    If you look up “range” in the dictionary, you’ll get this film debut. Bathhouse Bette, as she was known back in the ’70s when she played the gay bathhouses in New York, was mostly known for singing standards and traditional pop, but in this rock musical based loosely on the life of Janis Joplin, La Midler let it rip. She sweats and growls and rocks the hell out of this performance, which earned her a Best Actress Academy Award nomination I still think she deserved to win. But Sally Field in Norma Rae thought differently.

  13. Whitney Houston, The Bodyguard

    One of the quintessential singer-turned-actress roles, Whitney Houston ascended to a whole other level of fame with this blockbuster and its accompanying soundtrack. Grossing over $400 million worldwide, and spawning the biggest-selling soundtrack of all time, The Bodyguard was in production purgatory for decades. Originally proposed in 1976 as a vehicle for Diana Ross and Steve McQueen, and later Ross and Ryan O’Neal, the project was eventually released for its 1992 production. Though reviews were less than kind, to put it mildly, The Bodyguard cemented Houston as a global phenomenon and opened the door to The Preacher’s Wife and, most importantly, Waiting to Exhale. And of course, Houston took Dolly Parton’s “I Will Always Love You” and sang the living hell out of it.

  14. Diana Ross, Lady Sings the Blues
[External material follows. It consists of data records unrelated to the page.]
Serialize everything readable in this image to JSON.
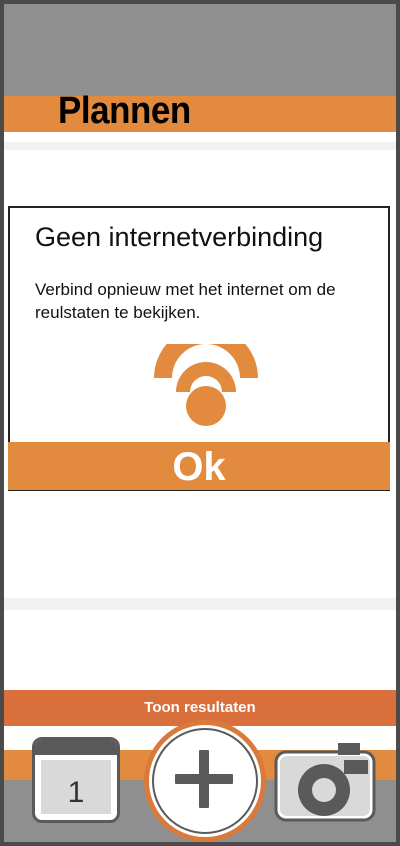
{
  "header": {
    "title": "Plannen"
  },
  "dialog": {
    "title": "Geen internetverbinding",
    "message": "Verbind opnieuw met het internet om de reulstaten te bekijken.",
    "icon": "wifi-icon",
    "ok_label": "Ok"
  },
  "actions": {
    "results_label": "Toon resultaten"
  },
  "bottom_nav": {
    "calendar_day": "1",
    "calendar_icon": "calendar-icon",
    "add_icon": "plus-icon",
    "camera_icon": "camera-icon"
  },
  "colors": {
    "accent": "#e28a3e",
    "results": "#d96f3b",
    "gray": "#8e8f8e",
    "icon_gray": "#5a5a5a"
  }
}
    Miss Ross really set the template for the modern pop diva crossing over into film, a trajectory followed by everyone from Madonna to Mariah to Gaga. A pop star in the truest sense of the word, Ross wowed audiences and critics with her turn as Billie Holiday, announcing the arrival of a new acting talent. Sadly, the promise she achieved with her first film never truly came to fruition, though she picked up a Golden Globe for Most Promising Newcomer (a discontinued category) and an Academy Award nomination for Best Actress. Still, Ross continued to act here and there throughout the ’70s and ’80s, most notably in Mahogany and The Wiz.

  15. Barbra Streisand, Funny Girl
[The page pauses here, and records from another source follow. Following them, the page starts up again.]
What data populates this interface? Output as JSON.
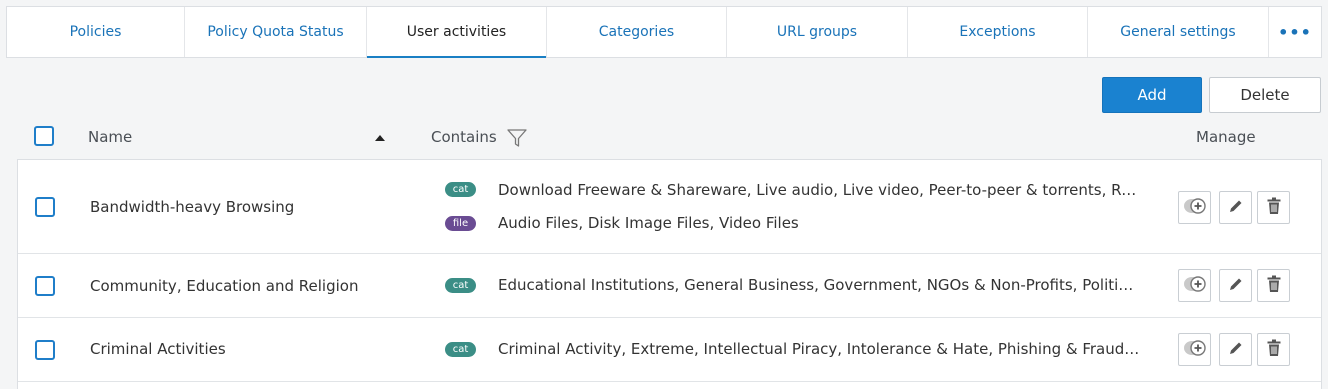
{
  "tabs": [
    {
      "label": "Policies"
    },
    {
      "label": "Policy Quota Status"
    },
    {
      "label": "User activities"
    },
    {
      "label": "Categories"
    },
    {
      "label": "URL groups"
    },
    {
      "label": "Exceptions"
    },
    {
      "label": "General settings"
    },
    {
      "label": "•••"
    }
  ],
  "active_tab": "User activities",
  "actions": {
    "add_label": "Add",
    "delete_label": "Delete"
  },
  "table": {
    "columns": {
      "name": "Name",
      "contains": "Contains",
      "manage": "Manage"
    },
    "sort": "name-ascending",
    "rows": [
      {
        "name": "Bandwidth-heavy Browsing",
        "contains": [
          {
            "badge": "cat",
            "text": "Download Freeware & Shareware, Live audio, Live video, Peer-to-peer & torrents, Radio & TV, Streaming Media, Video"
          },
          {
            "badge": "file",
            "text": "Audio Files, Disk Image Files, Video Files"
          }
        ]
      },
      {
        "name": "Community, Education and Religion",
        "contains": [
          {
            "badge": "cat",
            "text": "Educational Institutions, General Business, Government, NGOs & Non-Profits, Political Organizations, Religion"
          }
        ]
      },
      {
        "name": "Criminal Activities",
        "contains": [
          {
            "badge": "cat",
            "text": "Criminal Activity, Extreme, Intellectual Piracy, Intolerance & Hate, Phishing & Fraud, Plagiarism"
          }
        ]
      }
    ]
  },
  "colors": {
    "accent": "#1a82d0",
    "cat_badge": "#3b8e86",
    "file_badge": "#6a4c93",
    "link": "#1a73b8"
  },
  "icons": {
    "manage_add": "add-circle-icon",
    "manage_edit": "pencil-icon",
    "manage_delete": "trash-icon",
    "filter": "filter-icon",
    "sort": "sort-ascending-icon"
  }
}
    Babs had already nabbed an Album of the Year Grammy for her debut, 1963’s The Barbra Streisand Album, as well as three subsequent nominations in the same category when she reprised her Tony-nominated role as Fanny Brice in 1968’s Funny Girl. She won the Oscar for Best Actress but, in an Academy first (and only), tied with Katharine Hepburn, who as usual, didn’t bother to show up to the ceremony. Gaga seems to be following in Streisand’s footsteps, both of them now having starred in an iteration of A Star Is Born. Streisand’s version, generally considered inferior to Judy Garland’s, nevertheless nabbed her an Oscar for Original Song for the AM gold classic “Evergreen.”

Lester Fabian Brathwaite is a Brooklyn-based writer, editor, bon vivant and all-around sassbag. He's formerly Senior Editor of Out Magazine and is currently hungry.